*SUPPLIED INFORMATION*.
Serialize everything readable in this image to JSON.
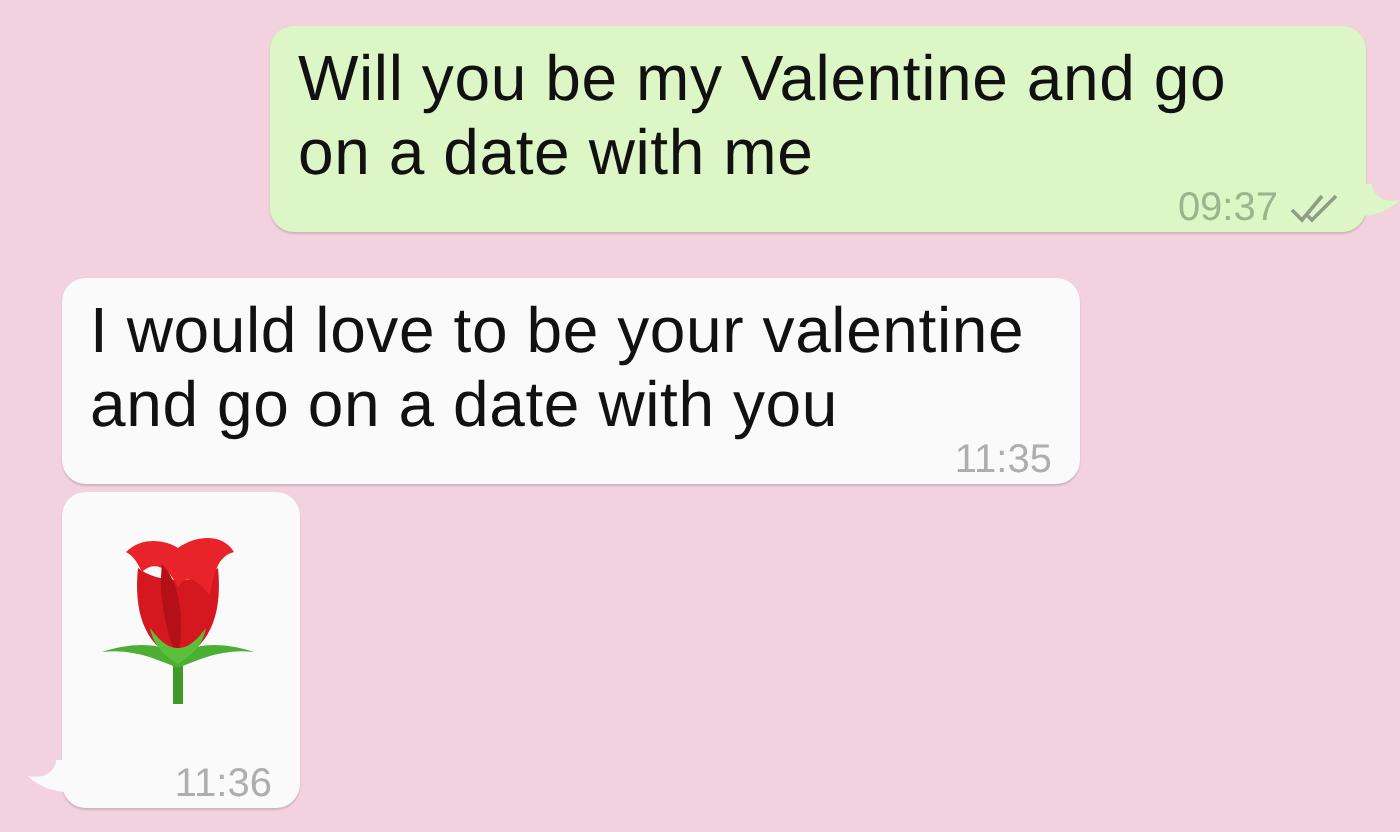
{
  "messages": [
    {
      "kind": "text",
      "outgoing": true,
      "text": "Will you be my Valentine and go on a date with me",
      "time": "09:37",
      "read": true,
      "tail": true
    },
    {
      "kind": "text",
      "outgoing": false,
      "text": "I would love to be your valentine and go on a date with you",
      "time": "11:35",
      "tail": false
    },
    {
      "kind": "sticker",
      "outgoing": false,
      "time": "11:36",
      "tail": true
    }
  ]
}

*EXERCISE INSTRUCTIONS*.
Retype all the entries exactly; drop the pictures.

*ANSWER SECTION*.
Serialize everything readable in this image to JSON.
{
  "messages": [
    {
      "kind": "text",
      "outgoing": true,
      "text": "Will you be my Valentine and go on a date with me",
      "time": "09:37",
      "read": true,
      "tail": true
    },
    {
      "kind": "text",
      "outgoing": false,
      "text": "I would love to be your valentine and go on a date with you",
      "time": "11:35",
      "tail": false
    },
    {
      "kind": "sticker",
      "outgoing": false,
      "time": "11:36",
      "tail": true
    }
  ]
}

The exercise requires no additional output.